» **Work to complete**
In full and without alteration, output each record given here.

*** Material provided ***

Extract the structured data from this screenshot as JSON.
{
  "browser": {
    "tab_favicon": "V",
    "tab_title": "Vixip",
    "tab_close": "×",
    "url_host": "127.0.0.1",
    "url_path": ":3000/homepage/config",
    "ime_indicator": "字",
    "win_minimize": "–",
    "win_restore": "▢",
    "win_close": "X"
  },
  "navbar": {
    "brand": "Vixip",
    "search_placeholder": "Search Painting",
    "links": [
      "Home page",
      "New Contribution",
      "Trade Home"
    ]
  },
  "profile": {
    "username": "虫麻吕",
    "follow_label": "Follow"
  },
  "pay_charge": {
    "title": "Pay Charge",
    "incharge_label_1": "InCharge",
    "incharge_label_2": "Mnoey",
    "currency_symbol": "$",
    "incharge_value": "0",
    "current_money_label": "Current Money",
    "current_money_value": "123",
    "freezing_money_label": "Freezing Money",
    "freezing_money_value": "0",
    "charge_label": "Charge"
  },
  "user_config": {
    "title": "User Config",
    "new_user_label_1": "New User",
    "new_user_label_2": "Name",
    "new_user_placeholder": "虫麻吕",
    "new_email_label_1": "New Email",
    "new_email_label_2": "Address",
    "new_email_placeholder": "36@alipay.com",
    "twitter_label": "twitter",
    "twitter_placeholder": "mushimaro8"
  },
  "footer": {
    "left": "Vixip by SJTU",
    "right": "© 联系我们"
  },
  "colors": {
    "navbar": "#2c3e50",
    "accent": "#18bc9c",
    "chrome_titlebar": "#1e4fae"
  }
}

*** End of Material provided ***

» **Reply to the task**
Extract the structured data from this screenshot as JSON.
{
  "browser": {
    "tab_favicon": "V",
    "tab_title": "Vixip",
    "tab_close": "×",
    "url_host": "127.0.0.1",
    "url_path": ":3000/homepage/config",
    "ime_indicator": "字",
    "win_minimize": "–",
    "win_restore": "▢",
    "win_close": "X"
  },
  "navbar": {
    "brand": "Vixip",
    "search_placeholder": "Search Painting",
    "links": [
      "Home page",
      "New Contribution",
      "Trade Home"
    ]
  },
  "profile": {
    "username": "虫麻吕",
    "follow_label": "Follow"
  },
  "pay_charge": {
    "title": "Pay Charge",
    "incharge_label_1": "InCharge",
    "incharge_label_2": "Mnoey",
    "currency_symbol": "$",
    "incharge_value": "0",
    "current_money_label": "Current Money",
    "current_money_value": "123",
    "freezing_money_label": "Freezing Money",
    "freezing_money_value": "0",
    "charge_label": "Charge"
  },
  "user_config": {
    "title": "User Config",
    "new_user_label_1": "New User",
    "new_user_label_2": "Name",
    "new_user_placeholder": "虫麻吕",
    "new_email_label_1": "New Email",
    "new_email_label_2": "Address",
    "new_email_placeholder": "36@alipay.com",
    "twitter_label": "twitter",
    "twitter_placeholder": "mushimaro8"
  },
  "footer": {
    "left": "Vixip by SJTU",
    "right": "© 联系我们"
  },
  "colors": {
    "navbar": "#2c3e50",
    "accent": "#18bc9c",
    "chrome_titlebar": "#1e4fae"
  }
}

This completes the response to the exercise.